To illustrate this concept, let’s take a look at the Real Estate Landing Page from the Real Estate Layout Pack. Notice how the row of content in the second section has been pulled up to overlap the top section, making the content stand out.
Let’s quickly review how this is done.
The row is given a custom width of 1440px so that it has some spacing on both sides to frame the content nicely.
The gutter width is set to 1 in order to maximize the space needed for the three blurbs and their content.
And finally, the row is given a custom top margin of -10vw. This pull the row up so that it overlaps the section above.
Simple stuff right?
For a more info on this concept, check out the post on on how to overlap modules and rows.
#5 Extending Rows on Hover
This hover style is a great way to reveal more information about a particular service or promotional offer on your website. The key to this hover effect is to use custom margin to extend one half of a row outside of the browser window. Then, when hovering over the visible half of the row, the margin reverts back and reveals the other half of the row content.
To show you how this is done, I’m going to use the Plumber Services Page from the Plumber Layout Pack. Once you have the Plumber Services Layout loaded onto your page, scroll down to section with the large promotional offer that reads “10% OFF”. This is a two-column row with the large promotion text in column 1 and with more information about the promotion in column 2. What we are going to do is hide the information in column 1 by default and then reveal that information on hover.
To do this, open up the row settings and update the following:
Column 1 Background Color: rgba(12,113,195,0.16)
Row Alignment: right
Custom Width: 800px
Gutter width: 1
Now we need to add our custom margin settings to get the hover effect.

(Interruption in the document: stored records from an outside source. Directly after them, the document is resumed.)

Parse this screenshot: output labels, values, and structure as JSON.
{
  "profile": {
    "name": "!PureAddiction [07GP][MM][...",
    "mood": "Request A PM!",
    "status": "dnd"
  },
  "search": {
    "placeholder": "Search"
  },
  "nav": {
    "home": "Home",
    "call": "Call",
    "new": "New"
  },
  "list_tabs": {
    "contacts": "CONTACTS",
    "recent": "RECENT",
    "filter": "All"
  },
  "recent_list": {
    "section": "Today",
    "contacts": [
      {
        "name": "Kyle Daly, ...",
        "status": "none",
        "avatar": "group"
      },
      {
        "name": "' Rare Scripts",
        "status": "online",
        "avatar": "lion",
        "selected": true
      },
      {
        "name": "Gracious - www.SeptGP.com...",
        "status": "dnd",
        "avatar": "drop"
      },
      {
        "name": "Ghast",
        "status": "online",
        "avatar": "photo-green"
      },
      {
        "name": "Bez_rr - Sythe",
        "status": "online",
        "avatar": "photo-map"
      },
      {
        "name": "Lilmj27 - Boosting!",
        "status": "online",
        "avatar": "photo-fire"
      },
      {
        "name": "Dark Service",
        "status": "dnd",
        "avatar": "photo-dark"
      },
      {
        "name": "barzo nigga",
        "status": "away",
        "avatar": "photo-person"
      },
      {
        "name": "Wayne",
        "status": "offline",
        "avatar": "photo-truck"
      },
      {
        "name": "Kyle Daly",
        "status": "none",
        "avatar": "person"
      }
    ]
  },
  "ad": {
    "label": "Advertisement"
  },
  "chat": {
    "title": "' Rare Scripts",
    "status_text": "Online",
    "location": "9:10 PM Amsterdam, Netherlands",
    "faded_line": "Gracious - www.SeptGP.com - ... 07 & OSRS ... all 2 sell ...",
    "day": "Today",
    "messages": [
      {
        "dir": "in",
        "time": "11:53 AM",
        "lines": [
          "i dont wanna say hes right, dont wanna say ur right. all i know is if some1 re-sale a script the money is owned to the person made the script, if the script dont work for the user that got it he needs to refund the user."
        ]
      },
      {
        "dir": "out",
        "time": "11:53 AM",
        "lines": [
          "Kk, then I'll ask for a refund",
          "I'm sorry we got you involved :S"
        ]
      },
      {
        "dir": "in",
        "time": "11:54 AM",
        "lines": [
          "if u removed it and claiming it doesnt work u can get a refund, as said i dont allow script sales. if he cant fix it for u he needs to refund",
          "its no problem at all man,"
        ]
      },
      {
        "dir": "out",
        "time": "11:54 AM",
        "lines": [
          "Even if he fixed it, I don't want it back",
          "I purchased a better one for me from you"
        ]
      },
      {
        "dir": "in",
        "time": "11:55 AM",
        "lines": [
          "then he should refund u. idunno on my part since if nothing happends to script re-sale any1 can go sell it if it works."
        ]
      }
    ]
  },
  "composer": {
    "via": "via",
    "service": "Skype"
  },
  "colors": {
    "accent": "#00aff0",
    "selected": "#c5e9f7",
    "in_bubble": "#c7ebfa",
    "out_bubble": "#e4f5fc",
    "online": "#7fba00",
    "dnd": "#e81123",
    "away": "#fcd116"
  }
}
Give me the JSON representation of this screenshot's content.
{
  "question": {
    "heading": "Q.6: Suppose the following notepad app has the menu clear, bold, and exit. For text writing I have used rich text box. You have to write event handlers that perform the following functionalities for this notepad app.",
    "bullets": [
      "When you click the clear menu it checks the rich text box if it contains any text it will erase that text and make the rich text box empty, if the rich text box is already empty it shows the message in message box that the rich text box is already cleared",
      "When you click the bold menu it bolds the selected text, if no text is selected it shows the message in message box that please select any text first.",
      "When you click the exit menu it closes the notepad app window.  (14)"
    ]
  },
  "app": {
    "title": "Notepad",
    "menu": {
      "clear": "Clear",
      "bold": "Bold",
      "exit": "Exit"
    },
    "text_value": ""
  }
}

And since we are using gutter width 1, we need to add some padding to column 1. Update the following:
Custom Margin (desktop): -400px right
Column 2 custom padding: 2vw left, 2vw right
Since our row width is 800px, we want to hide 400px (half of the row). So that is why we set the right margin to -400px.
Custom Margin (hover): 0px right
Custom Margin (tablet): 0px right
By setting the right margin back to 0px on hover, the entire row becomes visible!
Here is the final result.
And the entire row becomes visible on mobile.
There are tons of examples of unique styles using margin and gutter values in our premade layouts. I featured a few of those elements on this post already.
If you want more tutorials like this one, check out the following posts from our blog:
I hope this post was helpful in pointing out a few simple, yet unique, designs using custom margins and gutter values. And, I’m confident that once you get more familiar with these outside-the-box design techniques, you will be surprised at how easy it will be to make your own unique layouts.
I look forward to hearing from you in the comments.